Postby Ander

I have divided the routines on this forum in 4 orientative levels:

Level 1 - BEGINNER (1-20 break player)
Level 2 - INTERMEDIATE (21-49 break player)
Level 3 - AMATEUR (50-99 break player)
Level 4 - PRO (100+ break player)

At the beginning of every routine, you'll find its name, its level and the section it belongs to. For example, on Christmas Tree, the first routine is Level 1. This doesn't mean that a Level 3 player shouldn't practise it, but he will take it as a bit of a warmup or go back to it when he's not feeling confident and needs to pot balls more easily or simply end a session on a high.

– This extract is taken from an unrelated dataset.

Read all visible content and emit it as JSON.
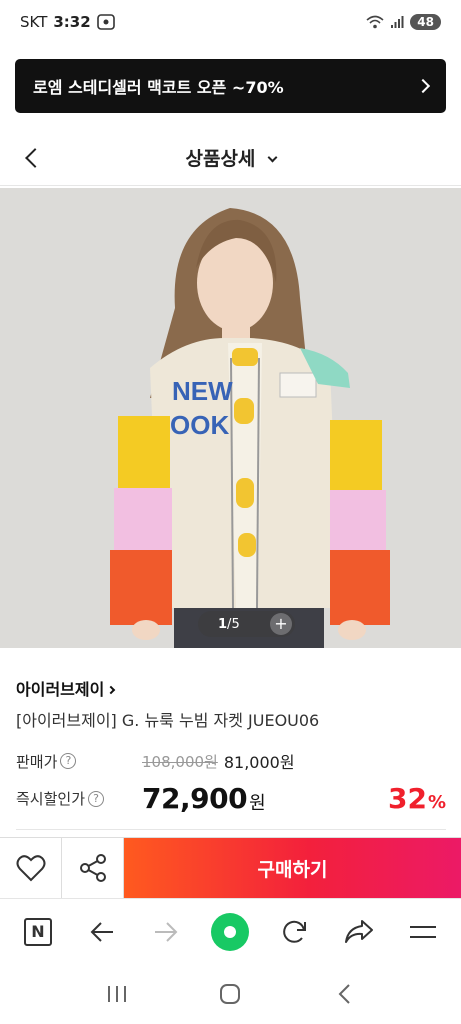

On the contrast, if we go to the last variant of Mercedes, we see it's for Level 3 players, and I wouldn't recommend it to a Level 1 player. It's virtually impossible to clear (or at least pot 25-30 balls) when you're on the 1-20 break range, so it would be like wasting time and getting frustrated when you can practise easier exercises like the Mercedes with just 9 reds.

Moreover, when you clear a routine for the first time, it doesn't mean you can automatically pass to the next level. It could've been luck and you're not actually ready for making that step. Try to finish a routine consistently or 5 times before advancing. For example, in that Mercedes routine, if you can't clear the table consistently with 15 reds (Level 2), there's no point in trying 15 reds + colours (Level 3), as positioning is more demanding and you'll see yourself very far from finishing.

Also, you have to take into account that if you are a Level 1 player, you can do a 1-20 break in competition, so you should be able to complete routines of next Level (21-49 break) in training. There are some players who can be very good on the practice table but struggle in competition; then I'd say you need counseling from a coach and receive a special plan to work on what's keeping you from making a step ahead. For instance, there's no point in trying to improve your break-building for 30 hours a week if your problem is psychology or concentration. In fact, every player needs a special plan to get the most out of training, but the routines you can see on this forum are very useful (and fun!) and will help everyone; from the person who has never practised properly to someone who likes to keep his head down and put in the hours.

Re: Explanation: Level of players and routines

Postby Dan-cat

These articles are so useful, thanks! If I make it to the next level I'll treat myself to a Parris cue.

Re: Explanation: Level of players and routines

Postby TheSaviour

I reckon that when I play well I just simply play too well at the times. AND that´s just my own opinion. When that happens I feel just completely awful and miserable about it. I am always going to require some beating, fair and square.

Now, let this great weather to go, and let the poor weather to arrive once again. Just get over it.